SE council approves resolution to acquire former Standard Oil service station
SLEEPY EYE — By a 3-2 vote, the Sleepy Eye City Council approved a resolution to acquire the former Standard Oil service station located at 245 E. Main St. Tuesday.
City councilors Doug Pelzel and Larry Braun voted against the measure that came on a motion by Joann Schmidt, seconded by Gary Windschitl. The resolution followed a Pelzel’s motion, seconded by Braun to let the building go back to Brown County. That measure failed 3-2.
City Attorney Alissa Fischer said the property could be acquired for a $250 fee. The Sleepy Eye Chamber of Commerce approved buying the blighted property for any associated fees. The City and Chamber plan to enter a lease agreement with the Chamber assuming all financial responsibility for renovating the property.
The Chamber and Convention and Visitors Bureau now rents a small space in the Sleepy Eye Community Center and seeks a more visible location.
The city council also:
• Tabled a funding request for a solar-powered, lighted crosswalk over St. Mary’s Street, linking the church and school parking lot and school property. Science teacher Mary Beth Botz said two of her students have collected $3,800 in local donations for the project that would be very similar to lighted crosswalks on Main Street and TH 4. The request will be reconsidered after more donations are received.
• Learned about an airport runway lighting project estimated to cost $300,000 from City Engineer Dave Palm and airport manager Larry Lund. The new higher-powered lights can be radio-controlled by pilots. Bids are going out for the project that will be 95 percent paid for by the Minnesota Department of Transportation aeronautics division. The project is scheduled to be completed by Oct. 31, 2019.
• Tabled an ordinance that would require property pin locations to be found for construction projects. and building permit and variance requests. Costs range from $700 to $1,200 for survey work by Bolton & Menk.
• Scheduled a finance committee meeting for noon, Monday, April 15 to consider a Schieffert land swap and the 12th Avenue East project.
• Heard Ambulance Coordinator Shari Hittesdorf discuss a new labor law requiring anyone working over 40 hours a week to be paid overtime. Hittesdorf said the law creates great difficulty for her to schedule her ambulance crew since “call time” counts a “engaged to work” time.
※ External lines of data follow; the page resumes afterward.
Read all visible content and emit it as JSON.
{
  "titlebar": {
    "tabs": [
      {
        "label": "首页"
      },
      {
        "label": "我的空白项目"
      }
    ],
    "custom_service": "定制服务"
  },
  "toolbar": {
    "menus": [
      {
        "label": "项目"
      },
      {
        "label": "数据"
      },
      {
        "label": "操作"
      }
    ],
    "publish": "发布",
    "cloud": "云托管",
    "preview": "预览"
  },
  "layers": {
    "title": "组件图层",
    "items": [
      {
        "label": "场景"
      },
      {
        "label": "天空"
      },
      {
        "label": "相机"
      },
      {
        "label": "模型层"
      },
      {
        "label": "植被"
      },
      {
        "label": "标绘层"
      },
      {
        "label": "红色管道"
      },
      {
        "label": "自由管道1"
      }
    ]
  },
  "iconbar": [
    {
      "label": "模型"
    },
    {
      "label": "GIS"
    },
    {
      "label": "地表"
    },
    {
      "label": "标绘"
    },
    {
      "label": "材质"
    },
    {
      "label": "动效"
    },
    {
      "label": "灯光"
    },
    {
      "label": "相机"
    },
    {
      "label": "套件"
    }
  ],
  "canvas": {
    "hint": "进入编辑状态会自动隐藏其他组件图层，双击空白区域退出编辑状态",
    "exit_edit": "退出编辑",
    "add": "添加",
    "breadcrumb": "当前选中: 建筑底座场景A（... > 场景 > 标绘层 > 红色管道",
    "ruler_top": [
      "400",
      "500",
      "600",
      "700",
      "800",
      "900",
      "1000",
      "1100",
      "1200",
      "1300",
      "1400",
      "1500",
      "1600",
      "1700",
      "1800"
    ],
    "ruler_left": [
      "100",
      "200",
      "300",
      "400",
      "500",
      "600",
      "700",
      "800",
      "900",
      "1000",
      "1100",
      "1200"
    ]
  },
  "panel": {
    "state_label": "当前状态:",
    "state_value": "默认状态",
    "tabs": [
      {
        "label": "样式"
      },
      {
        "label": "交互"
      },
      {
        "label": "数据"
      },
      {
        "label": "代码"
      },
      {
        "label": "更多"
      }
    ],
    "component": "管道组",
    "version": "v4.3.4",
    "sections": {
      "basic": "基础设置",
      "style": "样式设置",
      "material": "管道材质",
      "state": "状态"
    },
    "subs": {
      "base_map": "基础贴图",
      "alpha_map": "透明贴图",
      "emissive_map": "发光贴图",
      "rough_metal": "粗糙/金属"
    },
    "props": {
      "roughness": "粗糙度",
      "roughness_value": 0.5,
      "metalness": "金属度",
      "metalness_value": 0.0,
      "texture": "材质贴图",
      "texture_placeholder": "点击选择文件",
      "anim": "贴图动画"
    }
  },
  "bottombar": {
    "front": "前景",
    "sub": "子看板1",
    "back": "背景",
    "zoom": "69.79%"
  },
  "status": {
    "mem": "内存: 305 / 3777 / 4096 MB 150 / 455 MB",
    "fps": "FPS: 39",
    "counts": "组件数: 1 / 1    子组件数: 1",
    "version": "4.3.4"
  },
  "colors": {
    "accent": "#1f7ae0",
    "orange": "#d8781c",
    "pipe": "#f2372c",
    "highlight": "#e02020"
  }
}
“To complicate this situation, if someone is employed by the City including the medical center, ambulance call time would need to be added to our work hours, making it nearly impossible to take call time, or face the consequences of the employer paying overtime,” Hittesdorf said.
“I will be very limited in how often I can respond to emergencies, since I am the ambulance coordinator and emergency manager who trains EMTS, doctors, nurses, firemen, police officers, lifeguards and so many others emergency response courses,” Hittesdorf said. “Mostly the ones that will suffer will be our would-be patients.”
Fritz Busch can be emailed at email@example.com.